◆ Exercise data
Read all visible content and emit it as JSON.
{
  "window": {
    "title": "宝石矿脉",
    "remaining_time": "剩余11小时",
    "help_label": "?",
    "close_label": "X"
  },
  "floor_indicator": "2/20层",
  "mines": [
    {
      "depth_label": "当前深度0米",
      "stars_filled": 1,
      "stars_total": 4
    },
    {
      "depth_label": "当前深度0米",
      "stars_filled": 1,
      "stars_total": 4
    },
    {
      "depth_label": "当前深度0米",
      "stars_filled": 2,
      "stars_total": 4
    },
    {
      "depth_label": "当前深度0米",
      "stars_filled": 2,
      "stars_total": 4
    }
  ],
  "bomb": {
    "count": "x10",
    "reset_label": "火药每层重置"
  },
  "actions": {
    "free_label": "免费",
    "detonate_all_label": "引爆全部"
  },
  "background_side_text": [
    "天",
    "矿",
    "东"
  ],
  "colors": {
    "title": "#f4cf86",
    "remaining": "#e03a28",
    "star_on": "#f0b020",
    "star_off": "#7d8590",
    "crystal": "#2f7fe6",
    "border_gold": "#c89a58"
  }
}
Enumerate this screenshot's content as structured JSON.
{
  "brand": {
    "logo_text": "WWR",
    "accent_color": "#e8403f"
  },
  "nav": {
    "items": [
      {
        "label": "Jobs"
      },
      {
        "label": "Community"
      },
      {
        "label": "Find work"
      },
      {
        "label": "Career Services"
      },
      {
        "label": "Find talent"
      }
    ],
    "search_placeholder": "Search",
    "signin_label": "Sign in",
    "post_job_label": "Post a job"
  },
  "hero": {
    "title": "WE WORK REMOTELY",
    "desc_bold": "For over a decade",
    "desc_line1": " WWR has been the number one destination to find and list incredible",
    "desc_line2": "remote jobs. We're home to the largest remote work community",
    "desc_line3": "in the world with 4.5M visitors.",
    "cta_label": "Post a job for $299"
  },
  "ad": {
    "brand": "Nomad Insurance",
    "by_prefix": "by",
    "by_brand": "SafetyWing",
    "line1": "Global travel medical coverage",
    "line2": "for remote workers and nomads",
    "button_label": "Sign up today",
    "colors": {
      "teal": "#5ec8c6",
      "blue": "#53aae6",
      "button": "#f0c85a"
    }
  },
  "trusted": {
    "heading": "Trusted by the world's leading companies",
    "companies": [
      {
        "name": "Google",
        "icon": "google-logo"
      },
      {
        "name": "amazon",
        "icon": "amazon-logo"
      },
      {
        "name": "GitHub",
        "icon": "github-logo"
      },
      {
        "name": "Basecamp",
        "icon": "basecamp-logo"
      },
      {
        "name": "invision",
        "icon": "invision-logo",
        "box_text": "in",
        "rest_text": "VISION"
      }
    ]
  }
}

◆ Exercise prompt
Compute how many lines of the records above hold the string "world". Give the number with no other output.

◆ Solution for this exercise
2